Action item: Wherever the word "this" appears in a line of the records, copy that line.

--------------------------------

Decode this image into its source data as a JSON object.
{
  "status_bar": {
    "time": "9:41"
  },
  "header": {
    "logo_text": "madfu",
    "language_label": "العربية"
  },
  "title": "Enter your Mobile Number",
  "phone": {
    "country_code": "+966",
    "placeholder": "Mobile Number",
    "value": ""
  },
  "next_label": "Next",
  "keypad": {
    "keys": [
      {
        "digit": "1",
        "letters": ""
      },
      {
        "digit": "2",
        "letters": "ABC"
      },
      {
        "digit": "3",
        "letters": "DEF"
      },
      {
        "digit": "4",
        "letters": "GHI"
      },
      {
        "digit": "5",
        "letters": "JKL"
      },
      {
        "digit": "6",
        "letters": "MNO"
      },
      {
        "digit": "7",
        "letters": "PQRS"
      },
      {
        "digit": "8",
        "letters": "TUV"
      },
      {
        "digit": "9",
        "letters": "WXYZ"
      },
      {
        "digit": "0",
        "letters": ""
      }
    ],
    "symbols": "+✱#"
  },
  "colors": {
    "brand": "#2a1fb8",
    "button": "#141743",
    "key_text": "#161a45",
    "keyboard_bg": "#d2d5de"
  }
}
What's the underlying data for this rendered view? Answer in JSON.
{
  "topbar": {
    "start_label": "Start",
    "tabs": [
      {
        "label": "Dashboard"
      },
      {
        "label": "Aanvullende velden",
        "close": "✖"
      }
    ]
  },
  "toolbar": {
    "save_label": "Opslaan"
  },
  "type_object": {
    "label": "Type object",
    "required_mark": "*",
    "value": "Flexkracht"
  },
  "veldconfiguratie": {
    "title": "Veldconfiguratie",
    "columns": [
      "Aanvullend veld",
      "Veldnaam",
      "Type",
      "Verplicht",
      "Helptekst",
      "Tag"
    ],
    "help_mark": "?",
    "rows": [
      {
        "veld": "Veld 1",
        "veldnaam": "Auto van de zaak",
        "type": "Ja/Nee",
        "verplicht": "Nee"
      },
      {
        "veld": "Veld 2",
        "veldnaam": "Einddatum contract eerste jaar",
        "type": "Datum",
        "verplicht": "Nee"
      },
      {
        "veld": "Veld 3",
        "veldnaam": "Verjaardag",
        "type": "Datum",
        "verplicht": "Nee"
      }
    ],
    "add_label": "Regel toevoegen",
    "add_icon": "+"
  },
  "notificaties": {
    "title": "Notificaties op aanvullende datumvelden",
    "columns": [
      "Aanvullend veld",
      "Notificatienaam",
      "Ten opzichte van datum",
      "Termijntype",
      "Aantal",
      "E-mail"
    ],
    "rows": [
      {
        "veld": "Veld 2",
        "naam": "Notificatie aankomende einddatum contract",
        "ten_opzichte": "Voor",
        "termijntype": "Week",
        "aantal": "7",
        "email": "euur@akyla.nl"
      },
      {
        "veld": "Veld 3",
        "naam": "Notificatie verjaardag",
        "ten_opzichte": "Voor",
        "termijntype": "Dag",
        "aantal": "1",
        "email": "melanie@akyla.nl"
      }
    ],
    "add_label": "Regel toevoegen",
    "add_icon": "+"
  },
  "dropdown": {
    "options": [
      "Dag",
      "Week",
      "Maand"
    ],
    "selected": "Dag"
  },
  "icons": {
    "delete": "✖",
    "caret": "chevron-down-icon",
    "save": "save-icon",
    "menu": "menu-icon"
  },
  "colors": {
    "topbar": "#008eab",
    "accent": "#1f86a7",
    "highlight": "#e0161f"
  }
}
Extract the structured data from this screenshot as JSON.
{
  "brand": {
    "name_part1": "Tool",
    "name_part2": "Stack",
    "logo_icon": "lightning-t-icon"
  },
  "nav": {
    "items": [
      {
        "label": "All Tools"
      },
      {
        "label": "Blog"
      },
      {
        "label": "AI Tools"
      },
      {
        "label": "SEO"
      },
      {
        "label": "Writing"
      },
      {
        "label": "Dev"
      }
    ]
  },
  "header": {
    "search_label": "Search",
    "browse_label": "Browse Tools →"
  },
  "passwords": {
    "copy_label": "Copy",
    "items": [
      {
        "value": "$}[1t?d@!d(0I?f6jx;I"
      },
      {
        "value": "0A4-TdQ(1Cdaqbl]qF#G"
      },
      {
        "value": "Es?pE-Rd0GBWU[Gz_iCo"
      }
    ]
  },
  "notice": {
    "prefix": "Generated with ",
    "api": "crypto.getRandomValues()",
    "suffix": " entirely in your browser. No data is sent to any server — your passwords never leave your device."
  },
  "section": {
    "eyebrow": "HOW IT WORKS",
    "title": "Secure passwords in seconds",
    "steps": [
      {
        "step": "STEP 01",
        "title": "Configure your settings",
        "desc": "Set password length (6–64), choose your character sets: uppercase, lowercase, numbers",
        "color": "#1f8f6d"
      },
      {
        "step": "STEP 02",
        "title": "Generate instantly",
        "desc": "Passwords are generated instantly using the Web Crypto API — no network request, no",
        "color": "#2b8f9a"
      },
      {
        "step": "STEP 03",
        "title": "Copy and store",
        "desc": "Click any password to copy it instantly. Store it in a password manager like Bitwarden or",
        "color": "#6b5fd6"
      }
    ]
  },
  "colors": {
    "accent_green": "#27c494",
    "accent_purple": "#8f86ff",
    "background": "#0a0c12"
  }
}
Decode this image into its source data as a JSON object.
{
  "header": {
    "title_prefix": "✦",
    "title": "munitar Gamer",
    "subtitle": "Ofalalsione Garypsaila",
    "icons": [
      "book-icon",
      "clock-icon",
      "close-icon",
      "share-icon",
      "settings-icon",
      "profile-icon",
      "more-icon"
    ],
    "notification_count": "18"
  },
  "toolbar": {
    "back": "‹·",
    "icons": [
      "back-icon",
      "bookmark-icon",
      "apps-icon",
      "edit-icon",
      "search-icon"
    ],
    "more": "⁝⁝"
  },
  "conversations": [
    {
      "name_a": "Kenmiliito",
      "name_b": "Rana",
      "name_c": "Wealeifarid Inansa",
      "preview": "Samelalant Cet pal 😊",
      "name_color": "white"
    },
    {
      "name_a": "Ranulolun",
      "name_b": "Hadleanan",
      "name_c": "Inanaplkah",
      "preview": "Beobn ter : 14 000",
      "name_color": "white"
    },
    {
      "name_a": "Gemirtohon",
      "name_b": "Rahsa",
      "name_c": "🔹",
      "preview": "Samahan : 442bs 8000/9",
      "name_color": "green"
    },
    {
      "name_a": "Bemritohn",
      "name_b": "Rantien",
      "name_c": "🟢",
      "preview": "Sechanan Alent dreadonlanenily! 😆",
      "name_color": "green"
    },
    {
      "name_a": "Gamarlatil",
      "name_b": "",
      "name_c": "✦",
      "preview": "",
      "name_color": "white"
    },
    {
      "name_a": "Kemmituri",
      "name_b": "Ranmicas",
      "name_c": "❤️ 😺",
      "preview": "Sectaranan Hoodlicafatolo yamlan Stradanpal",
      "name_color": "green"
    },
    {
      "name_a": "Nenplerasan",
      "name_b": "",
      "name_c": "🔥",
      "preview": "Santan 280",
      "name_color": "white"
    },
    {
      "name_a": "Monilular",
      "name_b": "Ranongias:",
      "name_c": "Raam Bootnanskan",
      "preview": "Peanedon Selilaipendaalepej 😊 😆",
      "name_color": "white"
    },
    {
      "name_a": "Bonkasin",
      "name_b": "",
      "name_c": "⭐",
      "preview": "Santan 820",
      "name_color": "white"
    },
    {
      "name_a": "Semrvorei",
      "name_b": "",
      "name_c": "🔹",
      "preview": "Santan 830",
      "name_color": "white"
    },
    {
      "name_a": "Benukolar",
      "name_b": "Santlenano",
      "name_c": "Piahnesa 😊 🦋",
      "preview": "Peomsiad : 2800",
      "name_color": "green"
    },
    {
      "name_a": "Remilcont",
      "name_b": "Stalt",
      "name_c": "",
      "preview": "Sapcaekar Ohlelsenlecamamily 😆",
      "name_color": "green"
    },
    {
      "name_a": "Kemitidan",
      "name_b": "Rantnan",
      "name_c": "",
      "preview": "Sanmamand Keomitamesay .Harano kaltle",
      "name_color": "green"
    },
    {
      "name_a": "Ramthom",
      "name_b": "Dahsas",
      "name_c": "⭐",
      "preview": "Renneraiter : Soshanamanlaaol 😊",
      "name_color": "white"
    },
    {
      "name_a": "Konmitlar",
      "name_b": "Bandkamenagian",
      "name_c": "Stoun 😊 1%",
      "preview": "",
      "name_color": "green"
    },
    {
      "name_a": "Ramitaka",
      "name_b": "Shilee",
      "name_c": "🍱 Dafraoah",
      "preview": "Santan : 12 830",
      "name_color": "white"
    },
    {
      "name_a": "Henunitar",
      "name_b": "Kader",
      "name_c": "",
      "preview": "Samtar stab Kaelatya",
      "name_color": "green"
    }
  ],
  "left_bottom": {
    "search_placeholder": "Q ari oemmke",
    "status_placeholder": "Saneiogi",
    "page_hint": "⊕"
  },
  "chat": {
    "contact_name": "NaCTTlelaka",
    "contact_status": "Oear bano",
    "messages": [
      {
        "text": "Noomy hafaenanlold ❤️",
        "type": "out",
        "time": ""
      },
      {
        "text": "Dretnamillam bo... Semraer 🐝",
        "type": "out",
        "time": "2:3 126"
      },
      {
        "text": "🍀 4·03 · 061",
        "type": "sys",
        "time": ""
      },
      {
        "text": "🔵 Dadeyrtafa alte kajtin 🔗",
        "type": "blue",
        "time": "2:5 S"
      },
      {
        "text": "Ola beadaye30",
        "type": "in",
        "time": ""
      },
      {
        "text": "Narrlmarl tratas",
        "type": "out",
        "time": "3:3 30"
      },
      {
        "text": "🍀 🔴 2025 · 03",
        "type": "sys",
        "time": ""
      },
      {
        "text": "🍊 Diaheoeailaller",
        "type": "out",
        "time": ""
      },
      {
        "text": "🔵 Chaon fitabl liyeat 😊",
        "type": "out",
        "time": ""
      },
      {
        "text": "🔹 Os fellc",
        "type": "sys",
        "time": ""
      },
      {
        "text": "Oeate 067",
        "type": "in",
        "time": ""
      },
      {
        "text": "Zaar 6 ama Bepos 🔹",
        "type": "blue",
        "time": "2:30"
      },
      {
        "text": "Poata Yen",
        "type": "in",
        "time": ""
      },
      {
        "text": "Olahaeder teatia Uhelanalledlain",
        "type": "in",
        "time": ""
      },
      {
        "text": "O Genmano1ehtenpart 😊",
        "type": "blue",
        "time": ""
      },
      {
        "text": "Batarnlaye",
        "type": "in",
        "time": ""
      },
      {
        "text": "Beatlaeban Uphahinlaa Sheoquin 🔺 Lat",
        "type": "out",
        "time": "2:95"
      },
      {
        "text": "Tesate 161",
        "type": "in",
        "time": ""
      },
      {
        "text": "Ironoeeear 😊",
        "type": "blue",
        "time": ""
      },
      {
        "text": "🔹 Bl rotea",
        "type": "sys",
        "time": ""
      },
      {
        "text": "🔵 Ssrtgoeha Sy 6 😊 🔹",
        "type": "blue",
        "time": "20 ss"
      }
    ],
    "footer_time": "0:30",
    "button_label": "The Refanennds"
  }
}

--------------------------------

Your response:
Decode this image into its source data as a JSON object.
What's the underlying data for this rendered view? Answer in JSON.
Extract the structured data from this screenshot as JSON.
Decode this image into its source data as a JSON object.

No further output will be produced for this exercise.